Monkeypox virus is worn by both animals and humans. Preben von Magnus first identified it in Copenhagen, Denmark in 1958. It has also been identified in the giant Gambian rat that was the source of an outbreak in 2003 in the United States.

Can monkeypox be prevented?
Monkeypox can be prevented by avoiding eating or touching animals known to obtain the wildlife in the wild (mainly African rodents and monkeys). Patients who have the disease should isolate themselves until all pox lesions have broken (lost their crust). Also, those who care for these patients should use barriers (gloves and face masks) to prevent direct contact with drops. Careers must get a vaccine vaccination (see below).

Because pox and monkeypox are so closely related. Studies have shown that vaccine vaccinees have about 85% chance of protection against monkeypox. Consequently, the CDC recommends the following:

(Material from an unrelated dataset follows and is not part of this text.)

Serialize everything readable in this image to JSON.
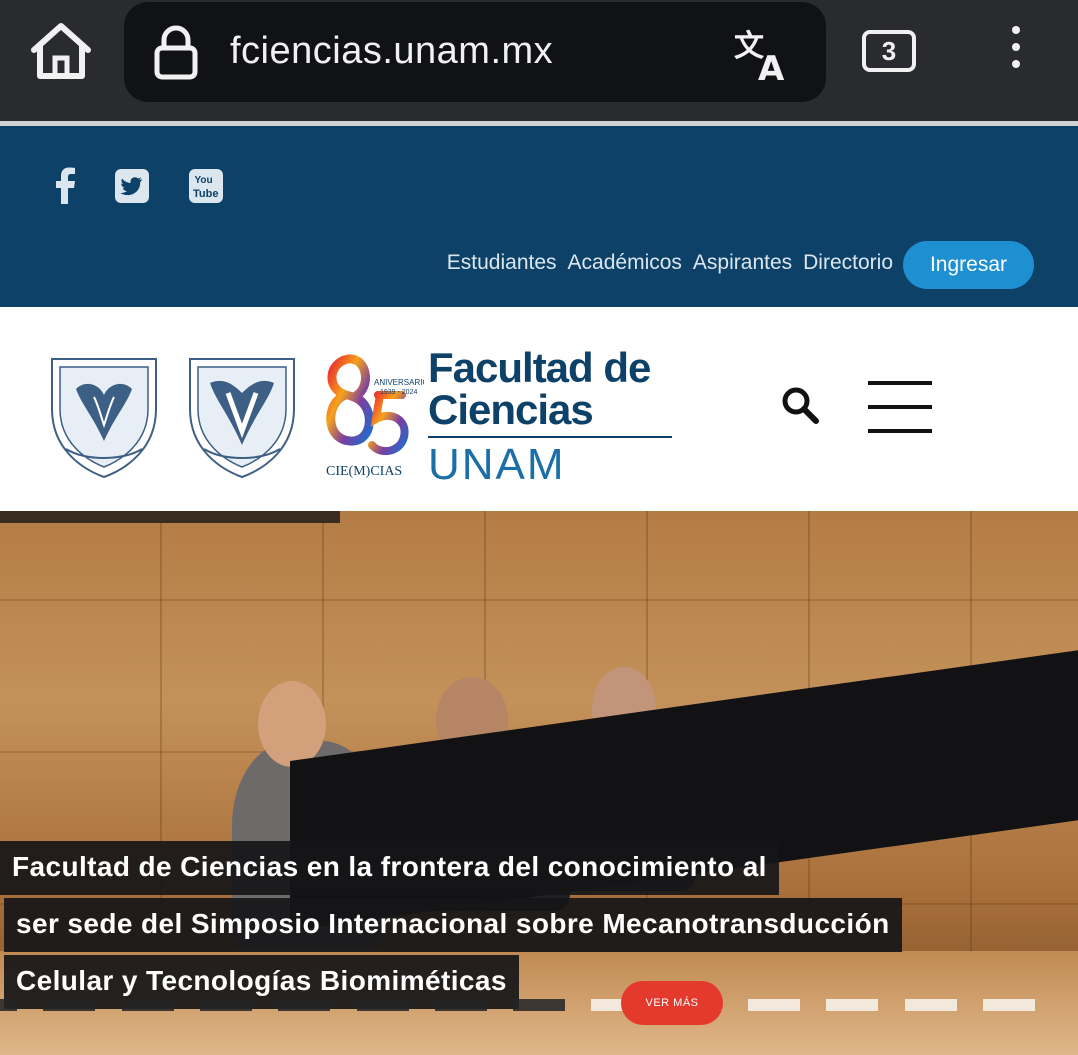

PREVENTION TIPS
  • Patients with the depressed immune system and allergic to latex or pox vaccine may not receive the pox vaccine.
  • Everyone exposed to monkeypox in the last 14 days must get the pox vaccine, including children under one year, pregnant women and people with skin conditions.
  • Cook animal meat or blood well before consuming. Monkeypox virus remains active in infected primates or rodents even after their death.
  • Do not catch anaesthetic animals, especially if you live in the tropics.
  • Regular hand wash is encouraged.
  • Keep away from body fluids, lesions, respiratory tract or items recently infected by monkey-type patients. Transmission occurs via drops of the respiratory tract.
  • Immediately infected animals or people in quarantine. Close physical contact is a significant risk factor, and protective equipment must be worn in the care of patients.
  • If you have been in the vicinity of an infected person, go for final testing in the laboratory.
Additional information about monkeypox virus can be found How To Prevent MoneyPox.